n. ill will; hatred; quality or state of being hostile
At Camp David, President Carter labored to bring an end to the enmity that prevented the peaceful coexistence of Egypt and Israel.
Sentence in Classic:
He took no part in the conversation for a long while, but listened, with an air of calm enmity, while his friends discussed the Jesuits.
They had seen no signs of any pursuers, and Jefferson Hope began to think that they were fairly out of the reach of the terrible organization whose enmity they had incurred.
A Study In Scarlet By Arthur Conan Doyle Context
He told himself that it was the enmity of man, and not the vengeance of heaven, that had thus plunged him into the deepest misery.
The Count of Monte Cristo By Alexandre Dumas Context
Two little spotless flags were abroad, the one on a salient angle of the fort, and the other on the advanced battery of the besiegers; emblems of the truth which existed, not only to the acts, but it would seem, also, to the enmity of the combatants.
The Last of the Mohicans By James Fenimore Cooper Context

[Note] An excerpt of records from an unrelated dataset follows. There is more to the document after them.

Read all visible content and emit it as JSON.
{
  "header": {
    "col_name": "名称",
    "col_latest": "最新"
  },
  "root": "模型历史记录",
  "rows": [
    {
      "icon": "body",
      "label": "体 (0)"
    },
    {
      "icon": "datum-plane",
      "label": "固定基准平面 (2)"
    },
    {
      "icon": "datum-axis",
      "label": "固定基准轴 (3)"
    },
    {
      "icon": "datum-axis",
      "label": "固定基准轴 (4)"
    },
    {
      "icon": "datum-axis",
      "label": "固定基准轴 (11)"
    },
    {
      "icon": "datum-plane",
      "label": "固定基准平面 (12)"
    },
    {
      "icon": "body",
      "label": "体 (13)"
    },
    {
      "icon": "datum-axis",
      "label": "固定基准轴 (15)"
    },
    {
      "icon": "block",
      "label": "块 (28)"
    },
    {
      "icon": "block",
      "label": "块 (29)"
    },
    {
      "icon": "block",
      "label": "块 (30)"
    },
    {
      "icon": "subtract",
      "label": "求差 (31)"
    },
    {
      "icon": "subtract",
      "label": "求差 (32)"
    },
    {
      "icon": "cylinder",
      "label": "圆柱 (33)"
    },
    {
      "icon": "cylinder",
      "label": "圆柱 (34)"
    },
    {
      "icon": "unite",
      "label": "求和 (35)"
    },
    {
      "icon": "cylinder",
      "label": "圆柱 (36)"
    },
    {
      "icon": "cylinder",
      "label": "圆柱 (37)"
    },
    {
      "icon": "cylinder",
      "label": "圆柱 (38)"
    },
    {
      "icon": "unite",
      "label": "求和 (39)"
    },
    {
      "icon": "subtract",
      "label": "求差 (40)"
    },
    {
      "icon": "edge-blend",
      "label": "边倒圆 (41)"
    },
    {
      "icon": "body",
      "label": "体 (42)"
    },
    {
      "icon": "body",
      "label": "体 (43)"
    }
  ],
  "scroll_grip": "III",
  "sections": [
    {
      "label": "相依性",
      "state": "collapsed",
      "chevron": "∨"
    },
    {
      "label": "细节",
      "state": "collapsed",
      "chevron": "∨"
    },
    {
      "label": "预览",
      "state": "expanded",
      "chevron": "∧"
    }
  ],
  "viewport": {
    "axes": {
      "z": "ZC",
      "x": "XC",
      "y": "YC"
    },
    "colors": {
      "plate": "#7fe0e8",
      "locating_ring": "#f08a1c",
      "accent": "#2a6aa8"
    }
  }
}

There is no enmity between me and my people, nor can I complain of brothers, to whom a man may look for support however great his quarrel may be.